_Aim of the task_.
Reproduce the entries. Match every word.

_Data section_.
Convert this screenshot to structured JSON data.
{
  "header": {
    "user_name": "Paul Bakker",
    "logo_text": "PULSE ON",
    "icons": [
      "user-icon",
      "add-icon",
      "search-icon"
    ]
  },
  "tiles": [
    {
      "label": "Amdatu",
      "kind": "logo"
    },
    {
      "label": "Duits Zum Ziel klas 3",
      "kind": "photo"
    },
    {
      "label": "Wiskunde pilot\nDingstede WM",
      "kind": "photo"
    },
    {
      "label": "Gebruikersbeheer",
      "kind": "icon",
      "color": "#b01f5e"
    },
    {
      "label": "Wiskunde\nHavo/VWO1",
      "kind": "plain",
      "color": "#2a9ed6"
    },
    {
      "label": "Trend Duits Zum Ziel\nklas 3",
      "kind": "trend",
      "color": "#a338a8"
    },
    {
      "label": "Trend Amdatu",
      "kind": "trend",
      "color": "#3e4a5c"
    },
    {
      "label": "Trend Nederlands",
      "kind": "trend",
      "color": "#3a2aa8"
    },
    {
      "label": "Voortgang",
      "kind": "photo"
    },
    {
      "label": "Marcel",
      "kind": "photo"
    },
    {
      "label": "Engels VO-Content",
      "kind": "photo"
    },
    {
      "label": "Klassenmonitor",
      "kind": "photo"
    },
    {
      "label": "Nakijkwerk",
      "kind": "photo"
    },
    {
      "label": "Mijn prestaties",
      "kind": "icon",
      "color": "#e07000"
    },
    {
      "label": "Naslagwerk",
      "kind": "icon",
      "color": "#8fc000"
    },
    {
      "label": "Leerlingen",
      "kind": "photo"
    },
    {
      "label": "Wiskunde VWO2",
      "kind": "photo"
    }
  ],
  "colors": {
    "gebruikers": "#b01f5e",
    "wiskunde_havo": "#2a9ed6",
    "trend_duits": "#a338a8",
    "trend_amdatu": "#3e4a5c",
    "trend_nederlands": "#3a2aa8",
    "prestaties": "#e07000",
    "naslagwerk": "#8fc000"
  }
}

_Written solution_.
Convert this screenshot to structured JSON data.
{
  "header": {
    "user_name": "Paul Bakker",
    "logo_text": "PULSE ON",
    "icons": [
      "user-icon",
      "add-icon",
      "search-icon"
    ]
  },
  "tiles": [
    {
      "label": "Amdatu",
      "kind": "logo"
    },
    {
      "label": "Duits Zum Ziel klas 3",
      "kind": "photo"
    },
    {
      "label": "Wiskunde pilot\nDingstede WM",
      "kind": "photo"
    },
    {
      "label": "Gebruikersbeheer",
      "kind": "icon",
      "color": "#b01f5e"
    },
    {
      "label": "Wiskunde\nHavo/VWO1",
      "kind": "plain",
      "color": "#2a9ed6"
    },
    {
      "label": "Trend Duits Zum Ziel\nklas 3",
      "kind": "trend",
      "color": "#a338a8"
    },
    {
      "label": "Trend Amdatu",
      "kind": "trend",
      "color": "#3e4a5c"
    },
    {
      "label": "Trend Nederlands",
      "kind": "trend",
      "color": "#3a2aa8"
    },
    {
      "label": "Voortgang",
      "kind": "photo"
    },
    {
      "label": "Marcel",
      "kind": "photo"
    },
    {
      "label": "Engels VO-Content",
      "kind": "photo"
    },
    {
      "label": "Klassenmonitor",
      "kind": "photo"
    },
    {
      "label": "Nakijkwerk",
      "kind": "photo"
    },
    {
      "label": "Mijn prestaties",
      "kind": "icon",
      "color": "#e07000"
    },
    {
      "label": "Naslagwerk",
      "kind": "icon",
      "color": "#8fc000"
    },
    {
      "label": "Leerlingen",
      "kind": "photo"
    },
    {
      "label": "Wiskunde VWO2",
      "kind": "photo"
    }
  ],
  "colors": {
    "gebruikers": "#b01f5e",
    "wiskunde_havo": "#2a9ed6",
    "trend_duits": "#a338a8",
    "trend_amdatu": "#3e4a5c",
    "trend_nederlands": "#3a2aa8",
    "prestaties": "#e07000",
    "naslagwerk": "#8fc000"
  }
}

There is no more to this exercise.